The population of India is not the only statistic that continues to grow. The demand for sophisticated technology is booming and the desire for commercialized goods is increasing as well. The attitude towards foreign companies (specifically American) is generally positive (63 percent of Indians have a positive feeling towards the United States) and this presents a great opportunity for organizations looking to penetrate the market.
When crafting a marketing plan you generally want to know 1. Who of the general population has the ability to purchase the product 2. How do you reach them?

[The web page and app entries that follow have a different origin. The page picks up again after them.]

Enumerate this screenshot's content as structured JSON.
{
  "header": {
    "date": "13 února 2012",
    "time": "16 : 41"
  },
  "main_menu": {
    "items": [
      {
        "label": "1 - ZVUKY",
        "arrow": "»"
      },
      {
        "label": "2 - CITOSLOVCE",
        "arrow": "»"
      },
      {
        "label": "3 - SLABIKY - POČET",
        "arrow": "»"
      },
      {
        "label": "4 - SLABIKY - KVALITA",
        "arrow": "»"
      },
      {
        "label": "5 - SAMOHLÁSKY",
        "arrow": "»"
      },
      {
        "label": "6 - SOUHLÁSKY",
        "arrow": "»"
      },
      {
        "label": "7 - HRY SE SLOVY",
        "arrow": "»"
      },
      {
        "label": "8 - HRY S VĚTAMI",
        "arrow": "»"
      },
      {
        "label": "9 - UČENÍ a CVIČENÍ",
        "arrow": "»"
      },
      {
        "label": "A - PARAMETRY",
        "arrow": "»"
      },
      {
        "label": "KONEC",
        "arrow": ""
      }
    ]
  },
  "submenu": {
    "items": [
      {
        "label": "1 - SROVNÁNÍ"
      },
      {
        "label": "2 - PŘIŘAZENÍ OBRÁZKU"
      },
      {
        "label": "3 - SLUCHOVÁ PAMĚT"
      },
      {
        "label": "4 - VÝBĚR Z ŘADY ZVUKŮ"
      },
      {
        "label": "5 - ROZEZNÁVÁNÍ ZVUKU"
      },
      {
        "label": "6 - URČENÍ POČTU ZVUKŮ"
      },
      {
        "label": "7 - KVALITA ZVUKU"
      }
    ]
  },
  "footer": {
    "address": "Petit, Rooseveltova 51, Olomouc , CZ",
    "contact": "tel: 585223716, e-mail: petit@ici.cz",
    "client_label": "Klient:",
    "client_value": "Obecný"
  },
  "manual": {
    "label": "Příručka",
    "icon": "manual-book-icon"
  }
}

The Indian Government claims that a third of its population is “middle-class” but according to Gunja Bagla in a post from MarketingProfs.com, “By American standards, there are probably around 60 million Indians who qualify as middle-class”. This is still a huge market for a brand to capture and when implementing a social media strategy it is essential that you go where the conversation is already happening. For India, all signs point to the cell phone.
Cell phones are having an enormous impact on the lives on Indians across the country and between castes. This BusinessWeek article recounts how the cell phone has doubled the business of tradesmen in rural India who can now complete an order in 60 seconds as opposed to two weeks. The cell phone has become a fixture that the poor are willing to pay for given the doors it will open in allowing them to conduct business on a bigger scale.
According to Idea Celluar, the cell phone has become the fifth most important household expenditure item after food, clothing, shelter, education. The Indian Celluar Association predicts that by next year two-thirds of Indians will own a cell phone and by 2010 the subscriber base will reach 450 million.
It is predicted that connection to the internet via phone will surpass the PC if it has not already. The cell phone is clearly a powerful way to reach the consumer, the trick is to to create tools that are relevant to the customer but drive the brand as well. Last week we learned that in Sweden, you can pay your taxes via text message, which sounds like a dream to many of us, but it is a reality there and it is brilliant.
In India, a company can implement social medial tools using text message alerts, phone apps and social networking tools to connect to its target audience. For example, with a cell phone, a master weaver in India is now able to communicate with vendors and clients about shipments. Eventually – he will want to send this product to his customer. It is safe to assume that there is not a FedEx drop-box up the road from this mans shop. However, this brings an opportunity for FedEx (or another shipping provider) to connect with the tradesman via text message or create a phone application. This feature will update the consumer with current delivery schedules or delays/changes to the remote delivery areas. This could be a huge asset to the tradesmen who may have to take a day out of his schedule to reach the drop-box and coordinate shipping schedules between other vendors and clients.
Whatever the brand, the key is to find a way to become not only relevant but also useful to a consumer in any country or region. The power behind social media is the ability to connect directly with the individual and and in doing so make the experience unique and positive. ^JT